There is rape and child abuse in Dreams Underfoot, which is something I really don’t enjoy. However, I did like that de Lint usually used these stories in the victims own character arc, with her being the protagonist of her own story, rather than using it to motivate someone else. Not only that, but victimhood is one part of these characters, not a backstory used in place of a personality. One story, that doesn’t end particularly well, has five (and then six) victims coming together to support each other, to create art, and to help others in similar situations. It’s an exploration of victimhood that does a lot more justice to its characters than I normally see, and I appreciate that.

The Expanse #1: Leviathan Wakes by James S.A. Corey

Read: 29 December, 2018

A hard-boiled detective story in space? Oh goodness, yes!

I loved all the little “space living” details, like the physical differences between people who grew up in different gravitational environments. I loved the interplay between Holden and Miller as they both grapple with complex morality in extenuating circumstances. Mostly, though, I loved the detective story elements.

I went into this without knowing what to expect, and I was pleasantly surprised.

More books in the Expanse series:

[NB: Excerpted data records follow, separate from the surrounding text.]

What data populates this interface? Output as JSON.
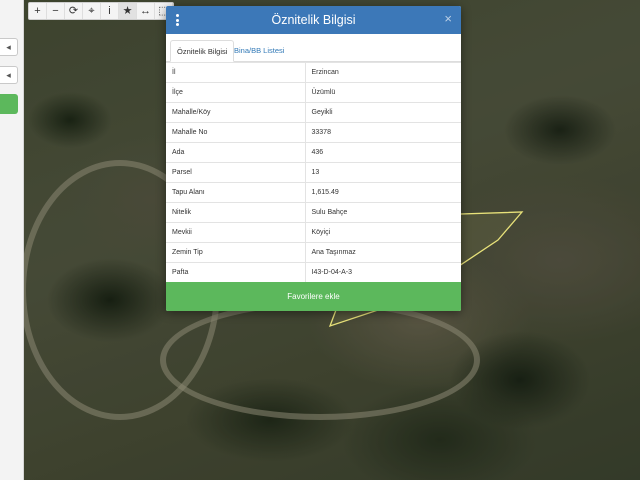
{
  "toolbar": {
    "tools": [
      {
        "icon": "plus-icon",
        "glyph": "+"
      },
      {
        "icon": "minus-icon",
        "glyph": "−"
      },
      {
        "icon": "refresh-icon",
        "glyph": "⟳"
      },
      {
        "icon": "locate-icon",
        "glyph": "⌖"
      },
      {
        "icon": "info-icon",
        "glyph": "i"
      },
      {
        "icon": "star-icon",
        "glyph": "★"
      },
      {
        "icon": "measure-icon",
        "glyph": "↔"
      },
      {
        "icon": "area-icon",
        "glyph": "⬚"
      }
    ]
  },
  "modal": {
    "title": "Öznitelik Bilgisi",
    "close_glyph": "×",
    "tabs": [
      "Öznitelik Bilgisi",
      "Bina/BB Listesi"
    ],
    "rows": [
      {
        "key": "İl",
        "value": "Erzincan"
      },
      {
        "key": "İlçe",
        "value": "Üzümlü"
      },
      {
        "key": "Mahalle/Köy",
        "value": "Geyikli"
      },
      {
        "key": "Mahalle No",
        "value": "33378"
      },
      {
        "key": "Ada",
        "value": "436"
      },
      {
        "key": "Parsel",
        "value": "13"
      },
      {
        "key": "Tapu Alanı",
        "value": "1,615.49"
      },
      {
        "key": "Nitelik",
        "value": "Sulu Bahçe"
      },
      {
        "key": "Mevkii",
        "value": "Köyiçi"
      },
      {
        "key": "Zemin Tip",
        "value": "Ana Taşınmaz"
      },
      {
        "key": "Pafta",
        "value": "I43-D-04-A-3"
      }
    ],
    "favorite_label": "Favorilere ekle"
  },
  "colors": {
    "header": "#3c78b8",
    "favorite": "#5cb85c",
    "parcel_outline": "#e8e27a"
  }
}
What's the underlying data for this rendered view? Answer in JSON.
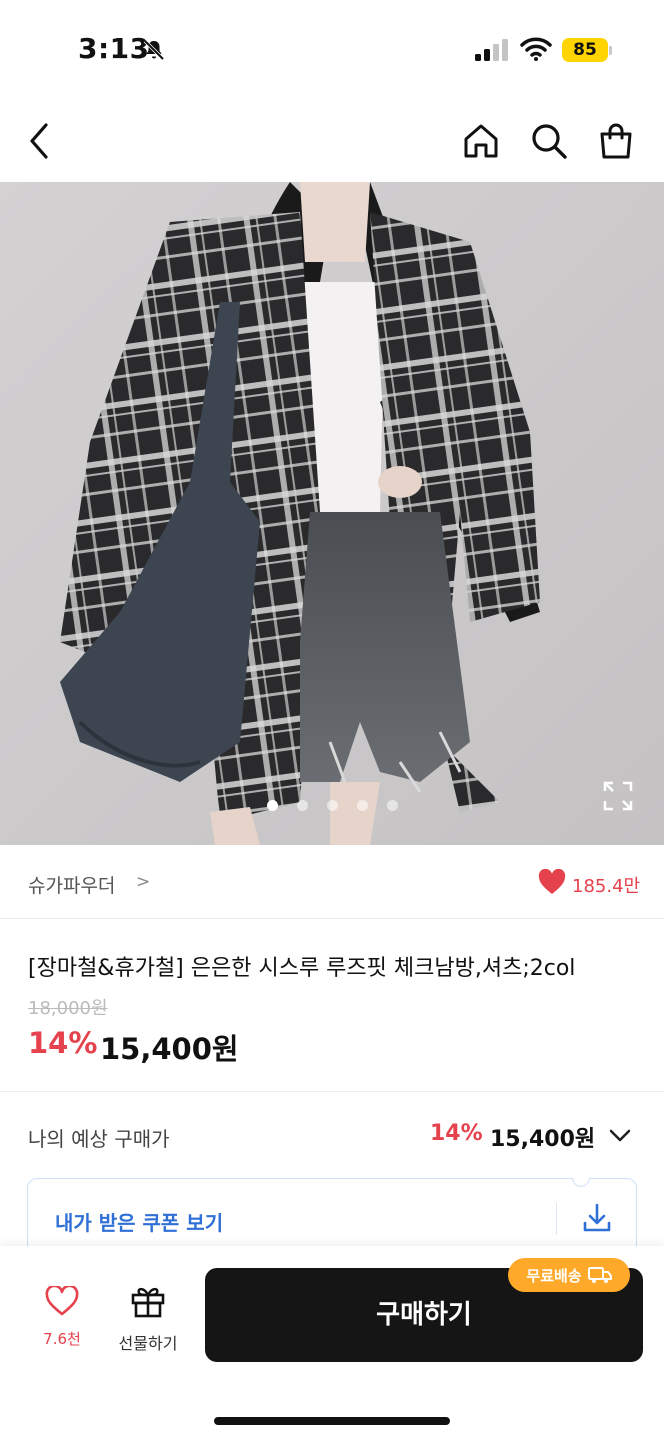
{
  "status_bar": {
    "time": "3:13",
    "battery": "85"
  },
  "nav": {
    "back_icon": "chevron-left-icon",
    "home_icon": "home-icon",
    "search_icon": "search-icon",
    "cart_icon": "shopping-bag-icon"
  },
  "gallery": {
    "total_images": 5,
    "active_index": 0
  },
  "store": {
    "name": "슈가파우더",
    "chevron": ">",
    "likes": "185.4만"
  },
  "product": {
    "title": "[장마철&휴가철] 은은한 시스루 루즈핏 체크남방,셔츠;2col",
    "original_price": "18,000원",
    "discount": "14%",
    "price": "15,400원"
  },
  "expected": {
    "label": "나의 예상 구매가",
    "discount": "14%",
    "price": "15,400원"
  },
  "coupon": {
    "label": "내가 받은 쿠폰 보기"
  },
  "bottom": {
    "wish_count": "7.6천",
    "gift_label": "선물하기",
    "buy_label": "구매하기",
    "free_shipping": "무료배송"
  },
  "colors": {
    "accent": "#e5424d",
    "coupon_blue": "#2f6fd6",
    "badge_orange": "#ffa92b",
    "buy_bg": "#151515"
  }
}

  1. Leviathan Wakes
  2. Caliban’s War
  3. Abaddon’s Gate
  4. Cibola Burn
  5. Nemesis Game
  6. Babylon’s Ashes
  7. Persepolis Rising
  8. Tiamat’s Wrath